      • I agree

        that software companies should be making game targeting PCs specifically, particularly "epic thinking man's games". Although my preference would be for epic adventure games (perhaps the long-awaited next Gabriel Knight?), not strategy games. I think Sierra adventures games did a lot to drive upgrades for a while, since they were always on the cutting edge of technology (graphics, sound, storage media, etc). Not sure how much that will drive upgrades though since there will be diminishing returns. But frankly, if they went that route, why bother with games consoles at all? If you're making games for PCs that demand greater resources than game consoles, then why not also design the "twitch games" directly for PCs? And if that's the case, then why should anyone get less versatile game consoles? Just make those Kinect style sensors, etc, accessories.
  • Spot on

    Yes, mobility, usability & practicality of various form factors is where we're at, it could be argued smartphones & tablets are essentially mobile handheld personal computers could it not?
  • The PC industry slow down has to do with Win8, not just trends.

    PC users special order non-Win8 PC, steal Windows and crack it, or switch to Linux because they don't want Windows 8 which is a tablet OS not suitable for what PC users really want. But blog articles like this play it off as, "the death of the PC" because Microsoft itself, and others want to move to appliance\device linked software and are willing to screw PC manufacturers, software creators, and consumers to spin us into a monopoly based market where every hardware manufacturer can lock you into a proprietary OS.
    • author is almsot right

      but it's not death of pc it's the slow agonizing death of microsoft.
    • Nonsense...

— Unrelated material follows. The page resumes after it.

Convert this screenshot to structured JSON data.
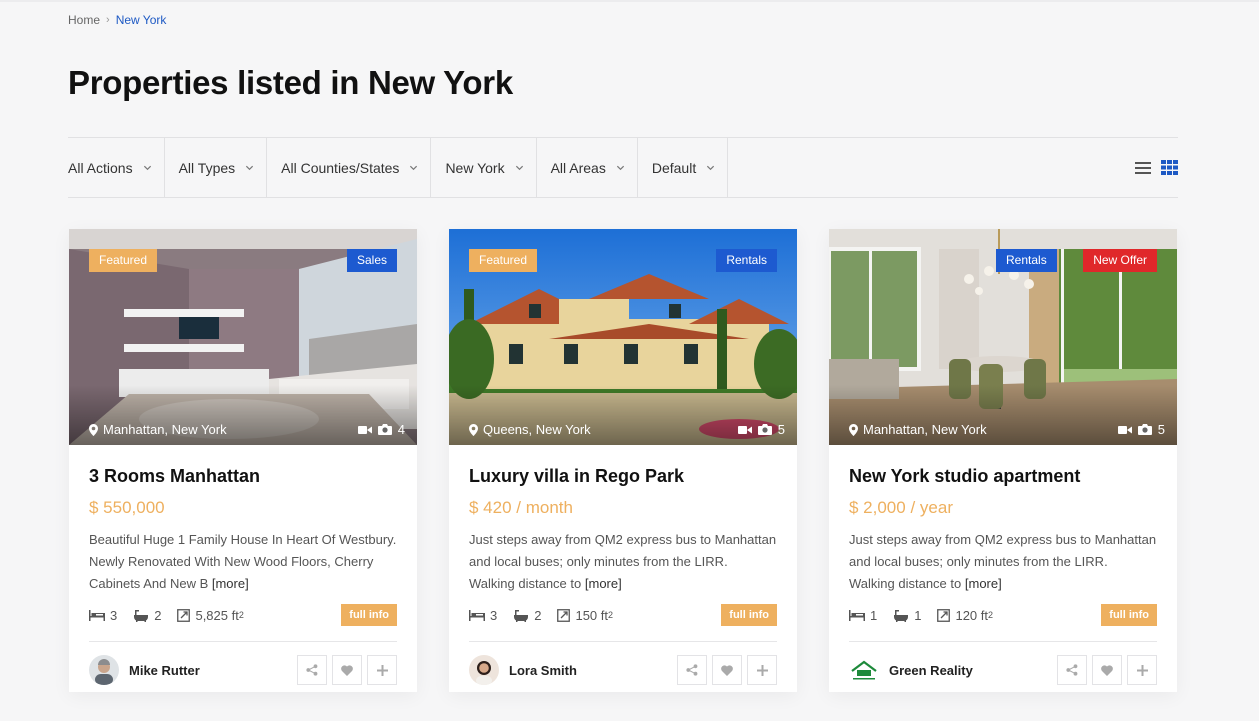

      Very...Very...Very Few users of PCs do anything like getting rid of whatever OS is on it when they buy it.

      90%+ just adapt. Geez... Windows 8 has a different start menu... get over it already. MS even gave you back your precious start button and allows you to boot directly to the desktop in the new FREE upgrade to Windows 8.1.

      Very few are running away from buying a new PC because of an OS upgrade.
      • easy for start menu...

        how do normal person get over the fact that you need even more expensive hardware to run it on half decent speed?
        how do normal person get over the fact that microsoft licence allows them to spy on you, on top of NSA and everyone else.
        how do normal person get over the fact that windows 8 has even more security holes than it's predecessors?
        how do normal person get over the fact that microsoft killed backward compatiblity so you can't run office 2003, which is closest thing to software that ever came out of microsoft horror story? (ok you can install libreoffice).
        how do normal person get over the fact that microsoft is not banned and destroyed by USA legal system despite everything they did?